July 18, 2013 (San Diego's East County) --ECM World Watch helps you be an informed citizen about important issues globally and nationally. As part of our commitment to reflect all voices and views, we include links to a wide variety of news sources representing a broad spectrum of political, religious, and social views. Top world and U.S. headlines include:
- Florida jury acquits George Zimmerman in killing of teenager (Reuters)
- Everybody Sues NSA over Surveillance (Reason)
- Journalism Is an Act, Not a Profession (Reason)
- Soldier Prescribed Controversial Anti-Malarial Drug Before Afghan Massacre(KPBS)
- Uh, Hooray for Transparency? Government Propaganda Now Legally Available in America (Reason)
- U.S. regulators fine Barclays for energy price manipulation (Marketplace.org)
- Driving somewhere? There's a gov't record of that (U-T San Diego)
- Egypt set to receive U.S. jets, despite recent overthrow (Christian Science Monitor)
- Mexico May Ease Restrictions On Foreign Ownership Of Property (KPBS)
- Japan nuclear regulator alarmed at Fukushima contamination reports (Reuters)

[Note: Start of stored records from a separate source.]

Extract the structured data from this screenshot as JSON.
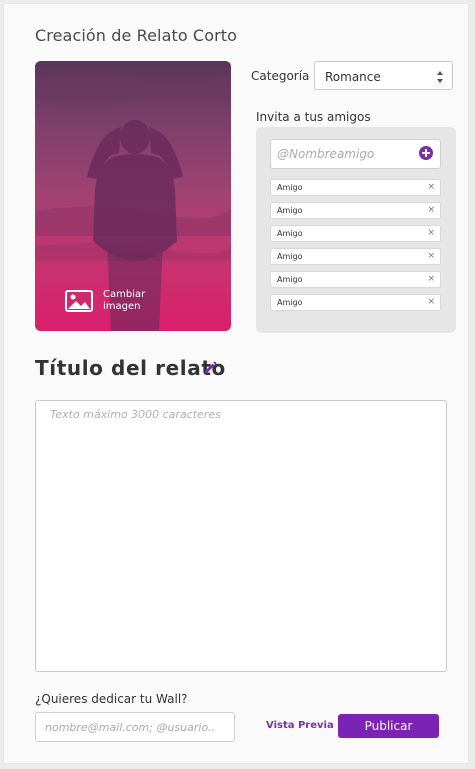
{
  "app": {
    "title": "Creación de Relato Corto"
  },
  "cover": {
    "change_label_line1": "Cambiar",
    "change_label_line2": "imagen"
  },
  "category": {
    "label": "Categoría",
    "selected": "Romance"
  },
  "invite": {
    "label": "Invita a tus amigos",
    "input_placeholder": "@Nombreamigo",
    "friends": [
      "Amigo",
      "Amigo",
      "Amigo",
      "Amigo",
      "Amigo",
      "Amigo"
    ],
    "remove_glyph": "×"
  },
  "story": {
    "title": "Título del relato",
    "text_placeholder": "Texto máximo 3000 caracteres"
  },
  "dedicate": {
    "label": "¿Quieres dedicar tu Wall?",
    "input_placeholder": "nombre@mail.com; @usuario.."
  },
  "actions": {
    "preview_label": "Vista Previa",
    "publish_label": "Publicar"
  },
  "colors": {
    "accent": "#7a23b4",
    "cover_bottom": "#d8236e"
  }
}
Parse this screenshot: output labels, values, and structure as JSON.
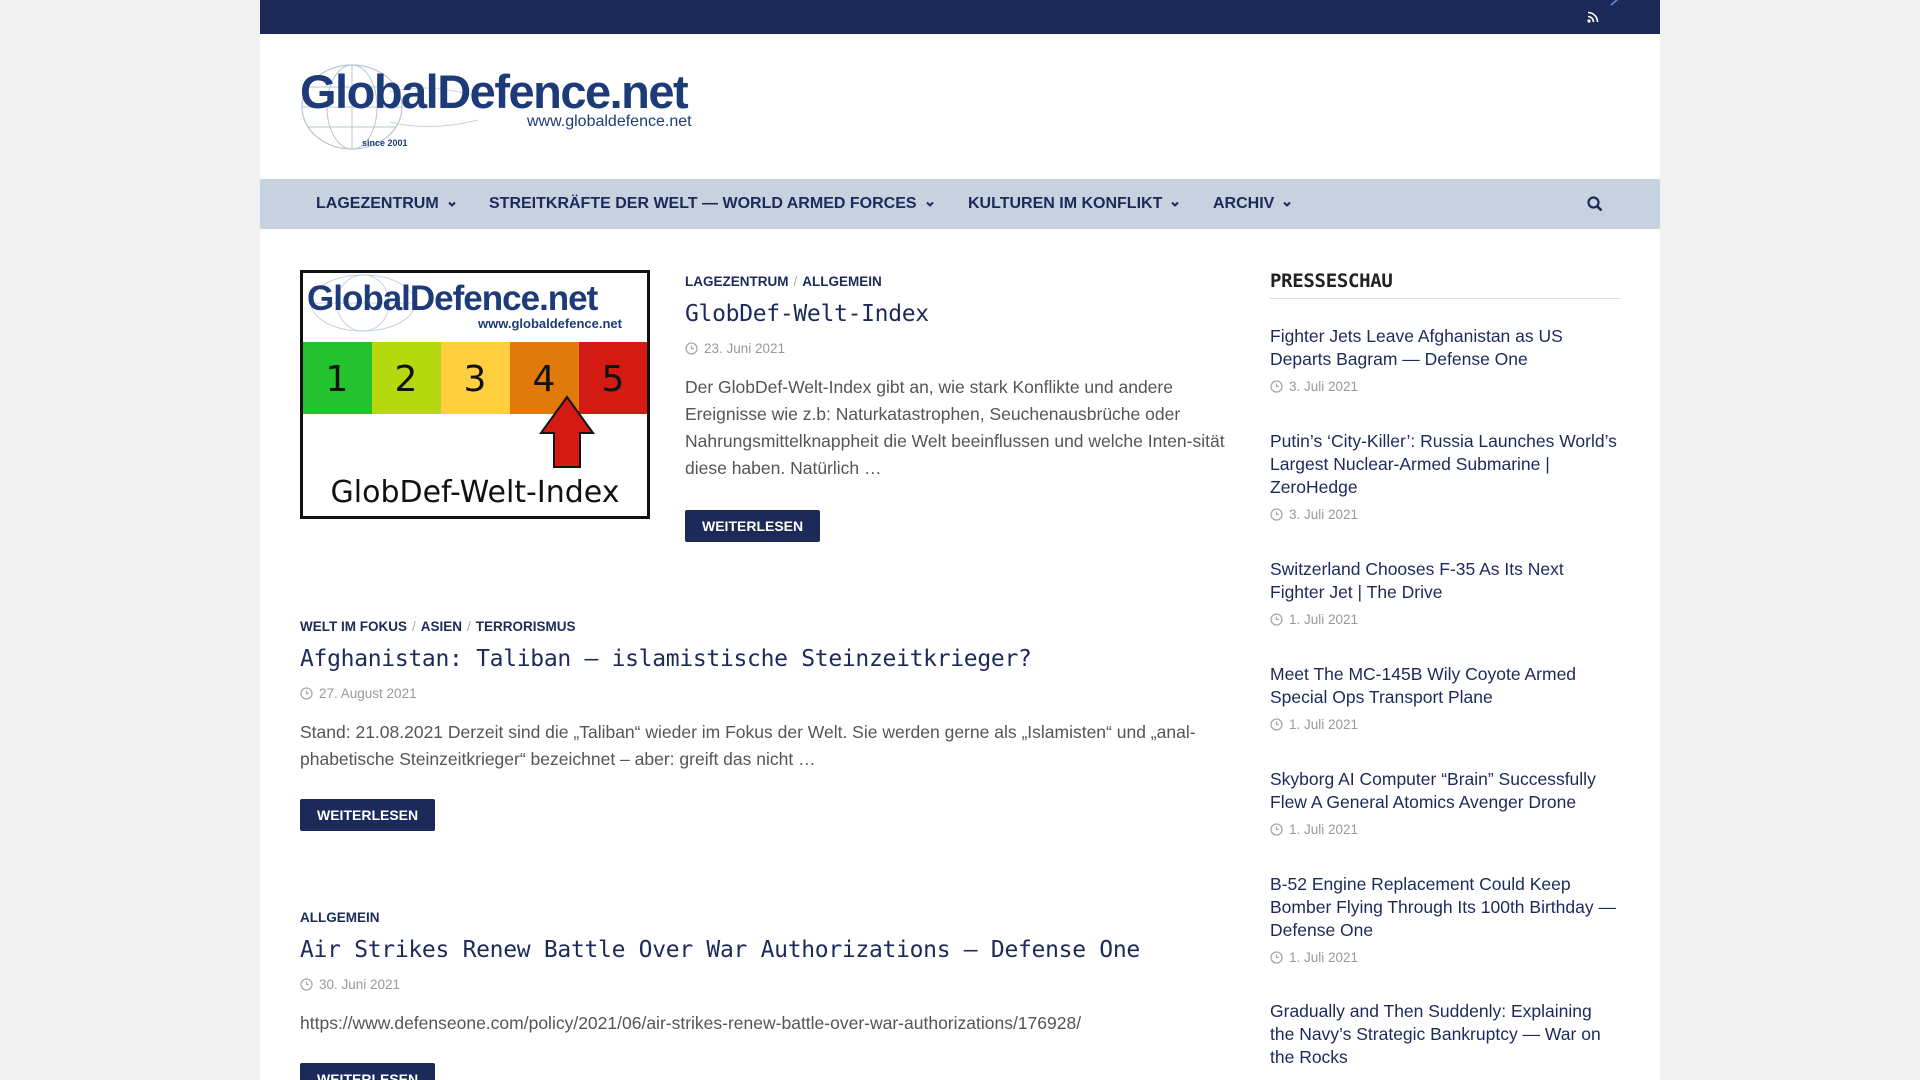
{
  "site": {
    "logo_text": "GlobalDefence.net",
    "logo_url": "www.globaldefence.net",
    "logo_since": "since 2001"
  },
  "nav": {
    "items": [
      {
        "label": "Lagezentrum"
      },
      {
        "label": "Streitkräfte der Welt — World Armed Forces"
      },
      {
        "label": "Kulturen im Konflikt"
      },
      {
        "label": "Archiv"
      }
    ]
  },
  "articles": [
    {
      "categories": [
        "Lagezentrum",
        "Allgemein"
      ],
      "title": "GlobDef-Welt-Index",
      "date": "23. Juni 2021",
      "excerpt": "Der GlobDef-Welt-Index gibt an, wie stark Konflikte und andere Ereignisse wie z.b: Naturkatastrophen, Seuchenausbrüche oder Nahrungsmittelknappheit die Welt beeinflussen und welche Inten-sität diese haben. Natürlich …",
      "button": "Weiterlesen",
      "thumb": {
        "logo_text": "GlobalDefence.net",
        "logo_url": "www.globaldefence.net",
        "levels": [
          "1",
          "2",
          "3",
          "4",
          "5"
        ],
        "caption": "GlobDef-Welt-Index"
      }
    },
    {
      "categories": [
        "Welt im Fokus",
        "Asien",
        "Terrorismus"
      ],
      "title": "Afghanistan: Taliban – islamistische Steinzeitkrieger?",
      "date": "27. August 2021",
      "excerpt": "Stand: 21.08.2021 Derzeit sind die „Taliban“ wieder im Fokus der Welt. Sie werden gerne als „Islamisten“ und „anal-phabetische Steinzeitkrieger“ bezeichnet – aber: greift das nicht …",
      "button": "Weiterlesen"
    },
    {
      "categories": [
        "Allgemein"
      ],
      "title": "Air Strikes Renew Battle Over War Authorizations — Defense One",
      "date": "30. Juni 2021",
      "excerpt": "https://www.defenseone.com/policy/2021/06/air-strikes-renew-battle-over-war-authorizations/176928/",
      "button": "Weiterlesen"
    }
  ],
  "sidebar": {
    "title": "Presseschau",
    "items": [
      {
        "title": "Fighter Jets Leave Afghanistan as US Departs Bagram — Defense One",
        "date": "3. Juli 2021"
      },
      {
        "title": "Putin’s ‘City-Killer’: Russia Launches World’s Largest Nuclear-Armed Submarine | ZeroHedge",
        "date": "3. Juli 2021"
      },
      {
        "title": "Switzerland Chooses F-35 As Its Next Fighter Jet | The Drive",
        "date": "1. Juli 2021"
      },
      {
        "title": "Meet The MC-145B Wily Coyote Armed Special Ops Transport Plane",
        "date": "1. Juli 2021"
      },
      {
        "title": "Skyborg AI Computer “Brain” Successfully Flew A General Atomics Avenger Drone",
        "date": "1. Juli 2021"
      },
      {
        "title": "B-52 Engine Replacement Could Keep Bomber Flying Through Its 100th Birthday — Defense One",
        "date": "1. Juli 2021"
      },
      {
        "title": "Gradually and Then Suddenly: Explaining the Navy’s Strategic Bankruptcy — War on the Rocks",
        "date": ""
      }
    ]
  },
  "colors": {
    "navy": "#1c2a5a",
    "nav_bg": "#c6d2e0",
    "level_1": "#22c32e",
    "level_2": "#b5d80f",
    "level_3": "#ffcf40",
    "level_4": "#e07a0a",
    "level_5": "#d41b13"
  }
}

- Bangladesh gives former Islamist leader life term for war crimes
- Mexico Captures Powerful Drug Cartel Leader (KPBS)
- Human toll of Syria's civil war echoes Rwandan genocide, says UN (Christian Science Monitor)
A Florida jury acquitted George Zimmerman on Saturday in the shooting death of unarmed black teenager Trayvon Martin in a case that sparked a national debate over racial profiling and self-defense laws.

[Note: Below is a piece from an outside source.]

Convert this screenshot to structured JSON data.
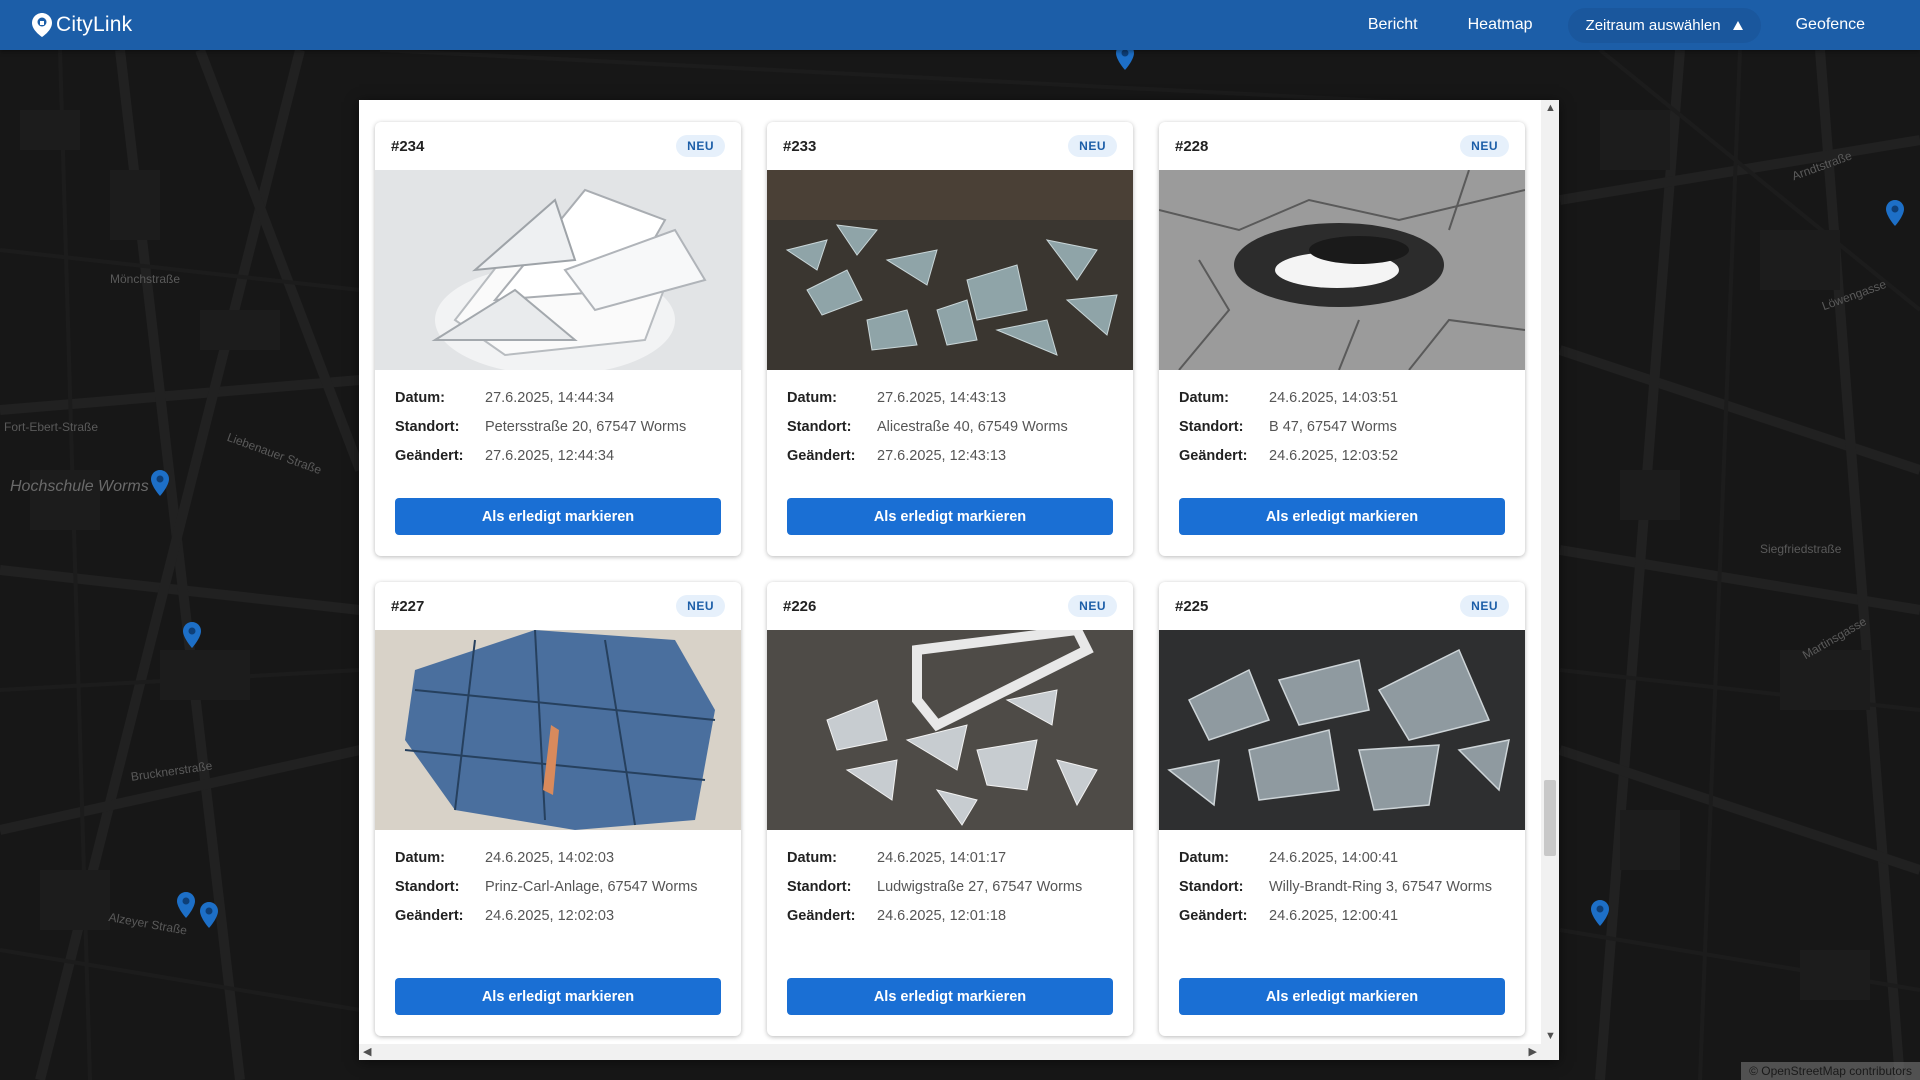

Everybody Sues NSA over Surveillance (Reason)
Nineteen organizations including Unitarian church groups, gun ownership advocates, and a broad coalition of membership and political advocacy organizations filed suit against the National Security Agency (NSA) today for violating their First Amendment right of association by illegally collecting their call records. The coalition is represented by the Electronic Frontier Foundation (EFF), a group with years of experience fighting illegal government surveillance in the courts.

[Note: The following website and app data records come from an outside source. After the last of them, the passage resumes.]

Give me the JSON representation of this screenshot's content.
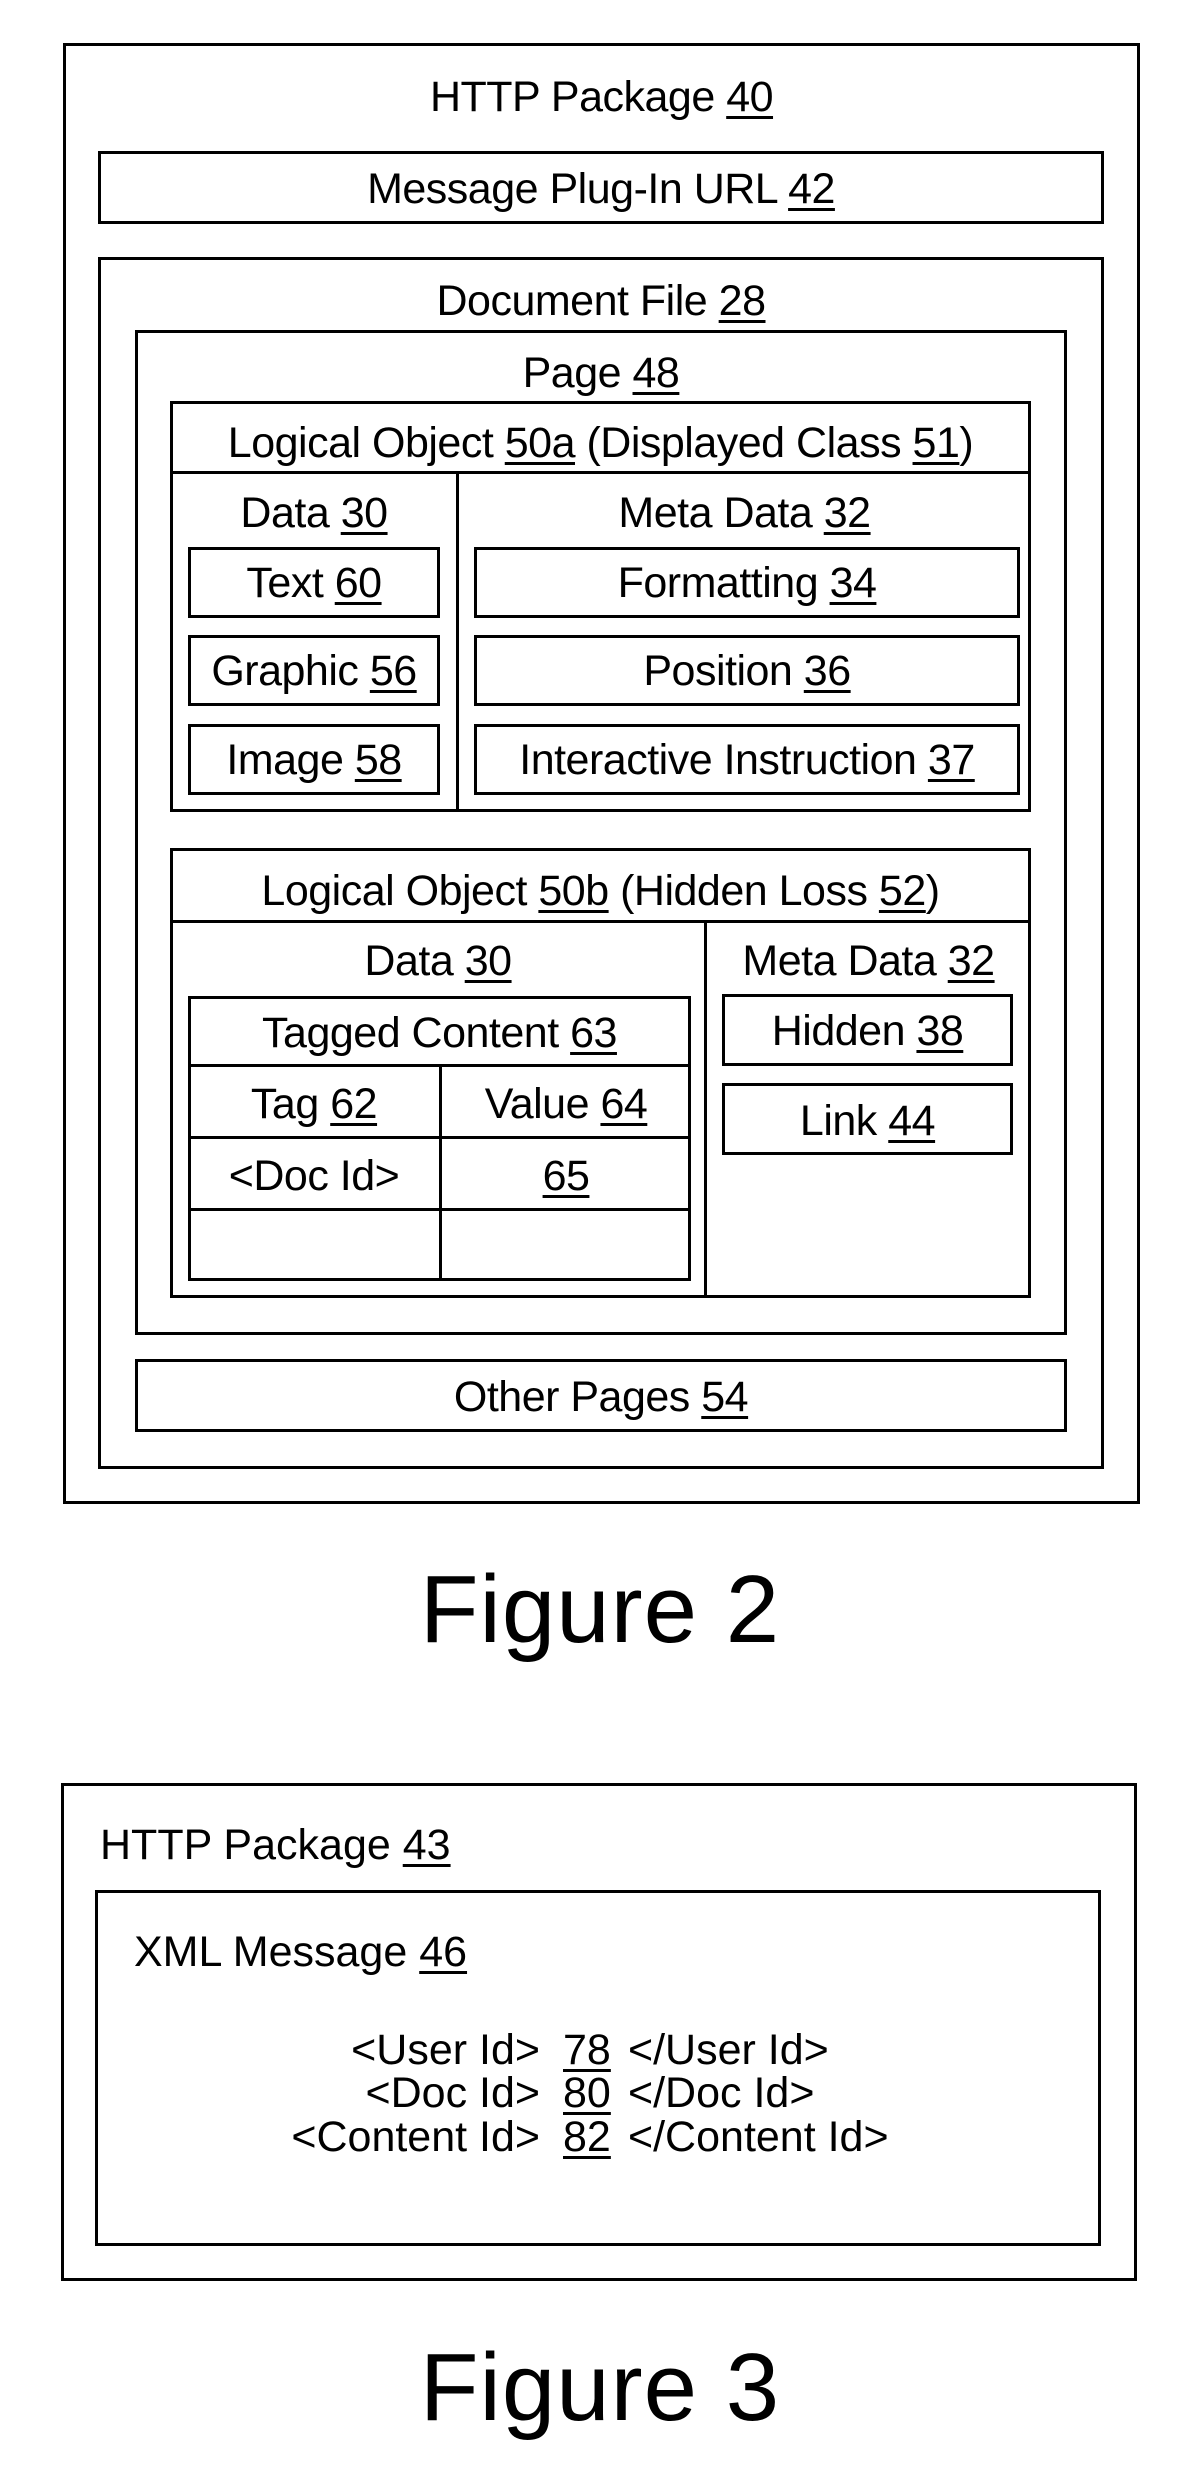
{
  "figure2": {
    "caption": "Figure 2",
    "http_package": {
      "label": "HTTP Package",
      "ref": "40"
    },
    "message_plugin_url": {
      "label": "Message Plug-In URL",
      "ref": "42"
    },
    "document_file": {
      "label": "Document File",
      "ref": "28"
    },
    "page": {
      "label": "Page",
      "ref": "48"
    },
    "logical_object_a": {
      "label_prefix": "Logical Object",
      "ref": "50a",
      "class_label": "Displayed Class",
      "class_ref": "51",
      "data": {
        "label": "Data",
        "ref": "30",
        "items": [
          {
            "label": "Text",
            "ref": "60"
          },
          {
            "label": "Graphic",
            "ref": "56"
          },
          {
            "label": "Image",
            "ref": "58"
          }
        ]
      },
      "meta": {
        "label": "Meta Data",
        "ref": "32",
        "items": [
          {
            "label": "Formatting",
            "ref": "34"
          },
          {
            "label": "Position",
            "ref": "36"
          },
          {
            "label": "Interactive Instruction",
            "ref": "37"
          }
        ]
      }
    },
    "logical_object_b": {
      "label_prefix": "Logical Object",
      "ref": "50b",
      "class_label": "Hidden Loss",
      "class_ref": "52",
      "data": {
        "label": "Data",
        "ref": "30",
        "tagged_content": {
          "label": "Tagged Content",
          "ref": "63",
          "columns": [
            {
              "label": "Tag",
              "ref": "62"
            },
            {
              "label": "Value",
              "ref": "64"
            }
          ],
          "rows": [
            {
              "tag": "<Doc Id>",
              "value_ref": "65"
            },
            {
              "tag": "",
              "value_ref": ""
            }
          ]
        }
      },
      "meta": {
        "label": "Meta Data",
        "ref": "32",
        "items": [
          {
            "label": "Hidden",
            "ref": "38"
          },
          {
            "label": "Link",
            "ref": "44"
          }
        ]
      }
    },
    "other_pages": {
      "label": "Other Pages",
      "ref": "54"
    }
  },
  "figure3": {
    "caption": "Figure 3",
    "http_package": {
      "label": "HTTP Package",
      "ref": "43"
    },
    "xml_message": {
      "label": "XML Message",
      "ref": "46",
      "rows": [
        {
          "open": "<User Id>",
          "ref": "78",
          "close": "</User Id>"
        },
        {
          "open": "<Doc Id>",
          "ref": "80",
          "close": "</Doc Id>"
        },
        {
          "open": "<Content Id>",
          "ref": "82",
          "close": "</Content Id>"
        }
      ]
    }
  }
}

Sometimes great acts of journalism are the work of average citizens.
Army Staff Sgt. Robert Bales, who recently pleaded guilty to the murder of 16 Afghan civilians, was prescribed a controversial anti-malarial drug called Lariam before the massacre. Lariam has been linked to aggression and psychotic behavior. / A report from the maker of Lariam (obtained by The Military Times) was sent to the Food and Drug Administration that read, in part: “It was reported that this patient was administered mefloquine (Lariam) in direct contradiction to U.S. military rules that mefloquine should not be given to soldiers who had suffered traumatic brain injury due to its propensity to cross blood-brain barriers inciting psychotic, homicidal or suicidal behavior.” / Bales was diagnosed with Traumatic Brain Injury in 2010.
Via Drudge comes this Foreign Policy article about how July 2013 marks the first month in decades that the United States government has been legally cleared to broadcast its vast overseas propaganda broadcasts inside America…
U.S. regulators fine Barclays for energy price manipulation (Marketplace.org)
British banking giant Barclays has been hit with another massive fine by U.S. regulators. Last year, the bank had to cough up around $430 million for rigging interest rates. Now the bank has been fined over $450 million for allegedly manipulating U.S. electricity prices. / The bank vehemently denies it has done anything wrong and says it will go to court to overturn the penalty.
Driving somewhere? There's a gov't record of that (U-T San Diego)
The American Civil Liberties Union says in a new report that local police departments are amassing millions of digital records on the location and movement of Americans using automated license plate scanners
Egypt set to receive U.S. jets, despite recent overthrow (Christian Science Monitor)
The United States will send four jets as scheduled to Egypt, Defense Department officials said Wednesday. The U.S. is reviewing the assistance it provides to Egypt following the recent military ouster of President Mohamed Mursi.
Supporters say a Mexican constitutional amendment allow non-U.S. citizens to more easily buy coastal property would spur tourism.
Japan's nuclear regulator expressed growing alarm on Wednesday at increased contamination beside the seafront of the stricken Fukushima Daiichi nuclear power station and urged the plant's operators to take protective measures.
(Reuters) - Bangladesh's war crimes tribunal convicted and sentenced a former Islamist party leader to life imprisonment on Monday, in the fifth such conviction since January, as violence broke out between police and his supporters across the country.
Miguel Angel Treviño Morales is the leader of Los Zetas, one of Mexico's most powerful and most feared drug cartels.
Human toll of Syria's civil war echoes Rwandan genocide, says UN (Christian Science Monitor)
Approximately 5,000 Syrians are dying each month, and an average of 6,000 people flee the country every day, UN officials reported Tuesday. Since the war began, nearly 93,000 people are dead, and 1.8 million have fled.